[Items from an interface collection]
[Start of section]

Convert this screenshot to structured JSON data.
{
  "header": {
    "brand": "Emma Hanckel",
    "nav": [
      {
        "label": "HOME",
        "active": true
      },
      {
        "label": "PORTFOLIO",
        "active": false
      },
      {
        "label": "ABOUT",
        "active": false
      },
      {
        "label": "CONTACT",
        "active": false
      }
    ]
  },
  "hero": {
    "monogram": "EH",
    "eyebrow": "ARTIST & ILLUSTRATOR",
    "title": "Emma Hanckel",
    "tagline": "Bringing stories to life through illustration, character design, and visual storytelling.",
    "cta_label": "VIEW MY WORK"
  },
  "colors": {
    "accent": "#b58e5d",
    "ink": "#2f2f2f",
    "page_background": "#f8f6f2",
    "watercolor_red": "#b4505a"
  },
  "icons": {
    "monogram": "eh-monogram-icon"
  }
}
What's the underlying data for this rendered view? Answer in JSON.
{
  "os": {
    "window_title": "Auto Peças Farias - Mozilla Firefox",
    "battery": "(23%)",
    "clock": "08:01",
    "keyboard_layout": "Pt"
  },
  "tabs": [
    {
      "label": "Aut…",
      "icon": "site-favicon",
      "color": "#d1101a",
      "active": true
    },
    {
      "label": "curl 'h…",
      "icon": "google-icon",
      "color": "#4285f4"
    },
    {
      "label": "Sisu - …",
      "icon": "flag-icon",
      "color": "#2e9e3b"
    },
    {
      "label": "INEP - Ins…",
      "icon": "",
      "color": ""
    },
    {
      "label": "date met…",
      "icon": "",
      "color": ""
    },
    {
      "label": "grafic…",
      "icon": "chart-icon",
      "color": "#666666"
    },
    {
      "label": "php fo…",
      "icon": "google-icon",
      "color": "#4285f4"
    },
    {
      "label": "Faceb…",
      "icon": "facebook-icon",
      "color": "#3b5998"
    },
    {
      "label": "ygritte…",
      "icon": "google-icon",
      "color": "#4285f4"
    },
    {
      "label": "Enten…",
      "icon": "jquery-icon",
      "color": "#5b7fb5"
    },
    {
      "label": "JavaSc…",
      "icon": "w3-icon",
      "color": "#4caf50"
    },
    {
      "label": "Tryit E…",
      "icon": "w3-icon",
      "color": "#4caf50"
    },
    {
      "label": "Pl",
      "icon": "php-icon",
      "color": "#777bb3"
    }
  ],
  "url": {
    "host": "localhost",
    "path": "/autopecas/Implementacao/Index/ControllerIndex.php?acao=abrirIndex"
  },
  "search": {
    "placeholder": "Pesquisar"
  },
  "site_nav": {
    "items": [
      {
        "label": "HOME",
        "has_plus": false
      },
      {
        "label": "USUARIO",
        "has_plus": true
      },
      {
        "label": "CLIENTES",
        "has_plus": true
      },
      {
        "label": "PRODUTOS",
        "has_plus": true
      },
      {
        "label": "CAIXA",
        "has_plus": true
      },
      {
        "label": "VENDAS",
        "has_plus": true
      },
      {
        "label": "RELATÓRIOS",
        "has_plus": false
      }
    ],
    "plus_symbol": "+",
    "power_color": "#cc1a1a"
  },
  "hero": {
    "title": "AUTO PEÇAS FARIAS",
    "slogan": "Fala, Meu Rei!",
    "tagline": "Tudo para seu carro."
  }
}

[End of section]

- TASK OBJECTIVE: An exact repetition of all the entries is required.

- THE ANSWER:
Convert this screenshot to structured JSON data.
{
  "header": {
    "brand": "Emma Hanckel",
    "nav": [
      {
        "label": "HOME",
        "active": true
      },
      {
        "label": "PORTFOLIO",
        "active": false
      },
      {
        "label": "ABOUT",
        "active": false
      },
      {
        "label": "CONTACT",
        "active": false
      }
    ]
  },
  "hero": {
    "monogram": "EH",
    "eyebrow": "ARTIST & ILLUSTRATOR",
    "title": "Emma Hanckel",
    "tagline": "Bringing stories to life through illustration, character design, and visual storytelling.",
    "cta_label": "VIEW MY WORK"
  },
  "colors": {
    "accent": "#b58e5d",
    "ink": "#2f2f2f",
    "page_background": "#f8f6f2",
    "watercolor_red": "#b4505a"
  },
  "icons": {
    "monogram": "eh-monogram-icon"
  }
}
What's the underlying data for this rendered view? Answer in JSON.
{
  "os": {
    "window_title": "Auto Peças Farias - Mozilla Firefox",
    "battery": "(23%)",
    "clock": "08:01",
    "keyboard_layout": "Pt"
  },
  "tabs": [
    {
      "label": "Aut…",
      "icon": "site-favicon",
      "color": "#d1101a",
      "active": true
    },
    {
      "label": "curl 'h…",
      "icon": "google-icon",
      "color": "#4285f4"
    },
    {
      "label": "Sisu - …",
      "icon": "flag-icon",
      "color": "#2e9e3b"
    },
    {
      "label": "INEP - Ins…",
      "icon": "",
      "color": ""
    },
    {
      "label": "date met…",
      "icon": "",
      "color": ""
    },
    {
      "label": "grafic…",
      "icon": "chart-icon",
      "color": "#666666"
    },
    {
      "label": "php fo…",
      "icon": "google-icon",
      "color": "#4285f4"
    },
    {
      "label": "Faceb…",
      "icon": "facebook-icon",
      "color": "#3b5998"
    },
    {
      "label": "ygritte…",
      "icon": "google-icon",
      "color": "#4285f4"
    },
    {
      "label": "Enten…",
      "icon": "jquery-icon",
      "color": "#5b7fb5"
    },
    {
      "label": "JavaSc…",
      "icon": "w3-icon",
      "color": "#4caf50"
    },
    {
      "label": "Tryit E…",
      "icon": "w3-icon",
      "color": "#4caf50"
    },
    {
      "label": "Pl",
      "icon": "php-icon",
      "color": "#777bb3"
    }
  ],
  "url": {
    "host": "localhost",
    "path": "/autopecas/Implementacao/Index/ControllerIndex.php?acao=abrirIndex"
  },
  "search": {
    "placeholder": "Pesquisar"
  },
  "site_nav": {
    "items": [
      {
        "label": "HOME",
        "has_plus": false
      },
      {
        "label": "USUARIO",
        "has_plus": true
      },
      {
        "label": "CLIENTES",
        "has_plus": true
      },
      {
        "label": "PRODUTOS",
        "has_plus": true
      },
      {
        "label": "CAIXA",
        "has_plus": true
      },
      {
        "label": "VENDAS",
        "has_plus": true
      },
      {
        "label": "RELATÓRIOS",
        "has_plus": false
      }
    ],
    "plus_symbol": "+",
    "power_color": "#cc1a1a"
  },
  "hero": {
    "title": "AUTO PEÇAS FARIAS",
    "slogan": "Fala, Meu Rei!",
    "tagline": "Tudo para seu carro."
  }
}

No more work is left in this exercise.